Items from an interface collection:
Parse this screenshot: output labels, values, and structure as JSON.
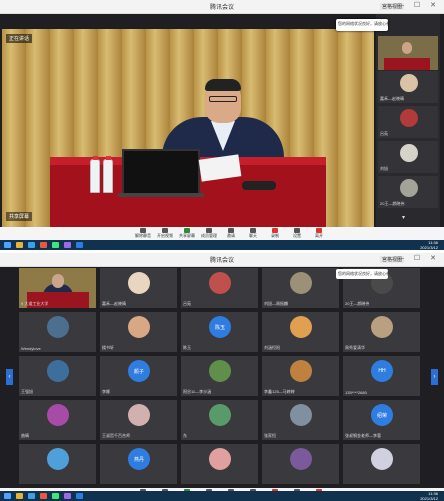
{
  "window": {
    "title": "腾讯会议",
    "view_label": "宫格视图",
    "controls": "— ☐ ✕"
  },
  "shot1": {
    "speaker_tag": "正在讲话",
    "grid_toggle": "共享屏幕",
    "notice": "您的网络状况良好，请放心参会",
    "side_tiles": [
      {
        "label": "大道工业大学",
        "color": "#7a6d47"
      },
      {
        "label": "嘉禾—赵晓晴",
        "color": "#d9c2a5"
      },
      {
        "label": "吕苑",
        "color": "#b13a3a"
      },
      {
        "label": "刘旭",
        "color": "#d8d3c9"
      },
      {
        "label": "20王—颜晓伟",
        "color": "#a3a39a"
      },
      {
        "label": "",
        "color": "#c8c8c8"
      }
    ]
  },
  "toolbar": {
    "items": [
      {
        "label": "解除静音",
        "icon": "mic-icon",
        "color": "#555"
      },
      {
        "label": "开启视频",
        "icon": "camera-icon",
        "color": "#555"
      },
      {
        "label": "共享屏幕",
        "icon": "share-icon",
        "color": "#2a8a3a"
      },
      {
        "label": "成员管理",
        "icon": "members-icon",
        "color": "#555"
      },
      {
        "label": "邀请",
        "icon": "invite-icon",
        "color": "#555"
      },
      {
        "label": "聊天",
        "icon": "chat-icon",
        "color": "#555"
      },
      {
        "label": "录制",
        "icon": "record-icon",
        "color": "#d33"
      },
      {
        "label": "设置",
        "icon": "settings-icon",
        "color": "#555"
      },
      {
        "label": "离开",
        "icon": "leave-icon",
        "color": "#d33"
      }
    ]
  },
  "taskbar": {
    "time": "11:36",
    "date": "2021/3/12"
  },
  "shot2": {
    "notice": "您的网络状况良好，请放心参会",
    "arrow_left": "‹",
    "arrow_right": "›",
    "tiles": [
      {
        "label": "9 大道工业大学",
        "avatar_text": "",
        "color": "#8d7a46",
        "video": true
      },
      {
        "label": "嘉禾—赵晓晴",
        "avatar_text": "",
        "color": "#e8d6c0"
      },
      {
        "label": "吕苑",
        "avatar_text": "",
        "color": "#c0504d"
      },
      {
        "label": "刘旭—周振麟",
        "avatar_text": "",
        "color": "#9d9078"
      },
      {
        "label": "20王—颜晓伟",
        "avatar_text": "",
        "color": "#4a4a4a"
      },
      {
        "label": "Wendylove",
        "avatar_text": "",
        "color": "#4c6f8f"
      },
      {
        "label": "楼书轩",
        "avatar_text": "",
        "color": "#d8a784"
      },
      {
        "label": "陈玉",
        "avatar_text": "陈玉",
        "color": "#2f7de1"
      },
      {
        "label": "刘涵恒阳",
        "avatar_text": "",
        "color": "#e0a050"
      },
      {
        "label": "周秀爱清华",
        "avatar_text": "",
        "color": "#b8a080"
      },
      {
        "label": "王强旭",
        "avatar_text": "",
        "color": "#3d6f9c"
      },
      {
        "label": "李娜",
        "avatar_text": "颜子",
        "color": "#2f7de1"
      },
      {
        "label": "阳谷11—李沙涵",
        "avatar_text": "",
        "color": "#5f8f4a"
      },
      {
        "label": "李鑫125—马婷婷",
        "avatar_text": "",
        "color": "#c08040"
      },
      {
        "label": "135****2680",
        "avatar_text": "HH",
        "color": "#2f7de1"
      },
      {
        "label": "曲晴",
        "avatar_text": "",
        "color": "#a84aa8"
      },
      {
        "label": "王淑哲千百合师",
        "avatar_text": "",
        "color": "#d3b0b0"
      },
      {
        "label": "东",
        "avatar_text": "",
        "color": "#5a9a6a"
      },
      {
        "label": "张家恒",
        "avatar_text": "",
        "color": "#8090a0"
      },
      {
        "label": "张叔钢金老师—李蓉",
        "avatar_text": "绍荣",
        "color": "#2f7de1"
      },
      {
        "label": "",
        "avatar_text": "",
        "color": "#4fa0d8"
      },
      {
        "label": "",
        "avatar_text": "燕丹",
        "color": "#2f7de1"
      },
      {
        "label": "",
        "avatar_text": "",
        "color": "#e0a0a0"
      },
      {
        "label": "",
        "avatar_text": "",
        "color": "#7a5a9a"
      },
      {
        "label": "",
        "avatar_text": "",
        "color": "#d0d0e0"
      }
    ]
  }
}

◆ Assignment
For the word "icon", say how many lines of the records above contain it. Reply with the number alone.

◆ Solution for this problem
9